=== PROVIDED ENTRIES ===

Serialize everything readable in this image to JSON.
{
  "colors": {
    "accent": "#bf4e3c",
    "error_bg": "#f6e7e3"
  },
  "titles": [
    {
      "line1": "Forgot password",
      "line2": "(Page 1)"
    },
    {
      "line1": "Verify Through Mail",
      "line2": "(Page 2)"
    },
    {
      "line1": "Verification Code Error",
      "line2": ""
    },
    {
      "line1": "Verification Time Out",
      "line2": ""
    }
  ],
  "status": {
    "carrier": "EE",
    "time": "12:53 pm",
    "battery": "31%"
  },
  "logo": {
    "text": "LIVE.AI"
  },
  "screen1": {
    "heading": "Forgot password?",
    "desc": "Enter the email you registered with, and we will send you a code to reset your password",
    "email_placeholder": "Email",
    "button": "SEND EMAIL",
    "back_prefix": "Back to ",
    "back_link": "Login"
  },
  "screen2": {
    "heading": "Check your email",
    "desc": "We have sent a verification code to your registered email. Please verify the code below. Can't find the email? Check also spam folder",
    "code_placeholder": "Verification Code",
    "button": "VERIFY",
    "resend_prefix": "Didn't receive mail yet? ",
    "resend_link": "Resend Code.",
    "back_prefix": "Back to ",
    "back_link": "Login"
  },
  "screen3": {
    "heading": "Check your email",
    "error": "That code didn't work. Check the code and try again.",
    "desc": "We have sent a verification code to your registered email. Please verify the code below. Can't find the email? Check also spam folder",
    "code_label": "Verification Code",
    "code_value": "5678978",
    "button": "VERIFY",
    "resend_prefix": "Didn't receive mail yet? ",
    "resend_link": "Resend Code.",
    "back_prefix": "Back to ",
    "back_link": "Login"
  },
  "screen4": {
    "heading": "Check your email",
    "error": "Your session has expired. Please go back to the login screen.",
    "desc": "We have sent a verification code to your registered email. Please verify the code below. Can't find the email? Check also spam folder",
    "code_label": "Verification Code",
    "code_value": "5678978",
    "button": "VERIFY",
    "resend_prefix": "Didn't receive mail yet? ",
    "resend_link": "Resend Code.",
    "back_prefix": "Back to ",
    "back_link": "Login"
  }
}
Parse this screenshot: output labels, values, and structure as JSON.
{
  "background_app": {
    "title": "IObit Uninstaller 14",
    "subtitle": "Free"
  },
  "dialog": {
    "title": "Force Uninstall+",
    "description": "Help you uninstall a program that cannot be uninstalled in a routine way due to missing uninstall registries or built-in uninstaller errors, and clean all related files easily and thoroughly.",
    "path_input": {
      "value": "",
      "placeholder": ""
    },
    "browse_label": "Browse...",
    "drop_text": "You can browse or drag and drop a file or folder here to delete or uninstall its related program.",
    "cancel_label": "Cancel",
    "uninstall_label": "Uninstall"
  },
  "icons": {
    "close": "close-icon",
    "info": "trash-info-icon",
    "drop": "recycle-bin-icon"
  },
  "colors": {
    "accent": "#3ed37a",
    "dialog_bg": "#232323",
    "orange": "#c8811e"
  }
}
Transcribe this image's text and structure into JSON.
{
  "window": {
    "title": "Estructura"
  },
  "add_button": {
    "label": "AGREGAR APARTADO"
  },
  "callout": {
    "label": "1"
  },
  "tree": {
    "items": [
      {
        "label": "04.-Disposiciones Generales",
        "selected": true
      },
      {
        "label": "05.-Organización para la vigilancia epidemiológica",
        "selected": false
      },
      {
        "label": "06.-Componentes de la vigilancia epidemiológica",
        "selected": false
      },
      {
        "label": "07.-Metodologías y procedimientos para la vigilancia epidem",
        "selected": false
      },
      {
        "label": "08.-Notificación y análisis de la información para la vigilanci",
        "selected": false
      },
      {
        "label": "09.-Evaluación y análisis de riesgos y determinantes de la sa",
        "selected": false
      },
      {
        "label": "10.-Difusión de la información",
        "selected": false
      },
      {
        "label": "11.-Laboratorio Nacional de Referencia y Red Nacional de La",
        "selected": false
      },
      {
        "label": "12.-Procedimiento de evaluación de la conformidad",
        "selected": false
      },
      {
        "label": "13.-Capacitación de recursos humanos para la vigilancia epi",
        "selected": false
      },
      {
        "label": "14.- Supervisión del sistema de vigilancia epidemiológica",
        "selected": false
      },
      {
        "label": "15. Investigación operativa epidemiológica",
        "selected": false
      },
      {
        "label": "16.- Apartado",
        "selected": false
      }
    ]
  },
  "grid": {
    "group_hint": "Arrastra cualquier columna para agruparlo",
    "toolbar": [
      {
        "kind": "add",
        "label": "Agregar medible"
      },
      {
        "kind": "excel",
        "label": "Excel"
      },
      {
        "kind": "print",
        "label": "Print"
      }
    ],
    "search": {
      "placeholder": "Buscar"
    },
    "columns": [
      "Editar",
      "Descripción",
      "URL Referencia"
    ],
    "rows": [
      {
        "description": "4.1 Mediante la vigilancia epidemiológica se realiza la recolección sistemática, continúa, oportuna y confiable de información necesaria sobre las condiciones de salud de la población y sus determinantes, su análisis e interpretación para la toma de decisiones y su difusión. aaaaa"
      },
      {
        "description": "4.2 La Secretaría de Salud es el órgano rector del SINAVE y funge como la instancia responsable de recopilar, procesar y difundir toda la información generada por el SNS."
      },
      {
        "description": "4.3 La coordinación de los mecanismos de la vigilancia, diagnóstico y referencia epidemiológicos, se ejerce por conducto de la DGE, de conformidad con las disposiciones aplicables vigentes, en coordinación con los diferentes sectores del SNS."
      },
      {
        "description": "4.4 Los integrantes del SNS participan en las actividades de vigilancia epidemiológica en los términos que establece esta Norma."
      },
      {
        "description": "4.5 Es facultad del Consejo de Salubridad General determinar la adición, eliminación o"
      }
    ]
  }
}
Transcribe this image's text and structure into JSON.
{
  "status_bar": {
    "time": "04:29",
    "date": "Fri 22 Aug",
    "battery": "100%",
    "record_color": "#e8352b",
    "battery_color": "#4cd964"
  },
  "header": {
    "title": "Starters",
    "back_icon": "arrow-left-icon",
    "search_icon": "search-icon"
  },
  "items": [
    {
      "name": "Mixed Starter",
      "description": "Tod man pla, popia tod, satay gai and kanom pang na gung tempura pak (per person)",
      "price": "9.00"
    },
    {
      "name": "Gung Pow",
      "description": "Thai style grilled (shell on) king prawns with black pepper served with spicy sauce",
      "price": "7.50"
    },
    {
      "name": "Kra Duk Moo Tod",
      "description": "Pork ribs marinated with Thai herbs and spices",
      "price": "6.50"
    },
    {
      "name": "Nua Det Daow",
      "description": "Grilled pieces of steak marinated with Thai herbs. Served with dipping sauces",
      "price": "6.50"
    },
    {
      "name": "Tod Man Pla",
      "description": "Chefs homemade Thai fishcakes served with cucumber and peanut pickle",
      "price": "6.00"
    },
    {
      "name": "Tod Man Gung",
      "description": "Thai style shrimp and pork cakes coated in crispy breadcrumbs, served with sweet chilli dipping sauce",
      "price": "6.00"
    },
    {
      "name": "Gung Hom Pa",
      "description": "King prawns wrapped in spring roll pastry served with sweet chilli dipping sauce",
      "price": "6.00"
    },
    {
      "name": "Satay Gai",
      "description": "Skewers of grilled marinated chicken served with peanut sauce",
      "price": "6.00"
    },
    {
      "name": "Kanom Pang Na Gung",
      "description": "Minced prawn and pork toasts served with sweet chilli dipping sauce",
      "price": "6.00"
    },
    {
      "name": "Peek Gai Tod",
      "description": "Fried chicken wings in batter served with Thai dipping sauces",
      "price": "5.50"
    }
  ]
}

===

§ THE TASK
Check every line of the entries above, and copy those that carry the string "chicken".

§ WRITTEN RESPONSE
      "description": "Skewers of grilled marinated chicken served with peanut sauce",
      "description": "Fried chicken wings in batter served with Thai dipping sauces",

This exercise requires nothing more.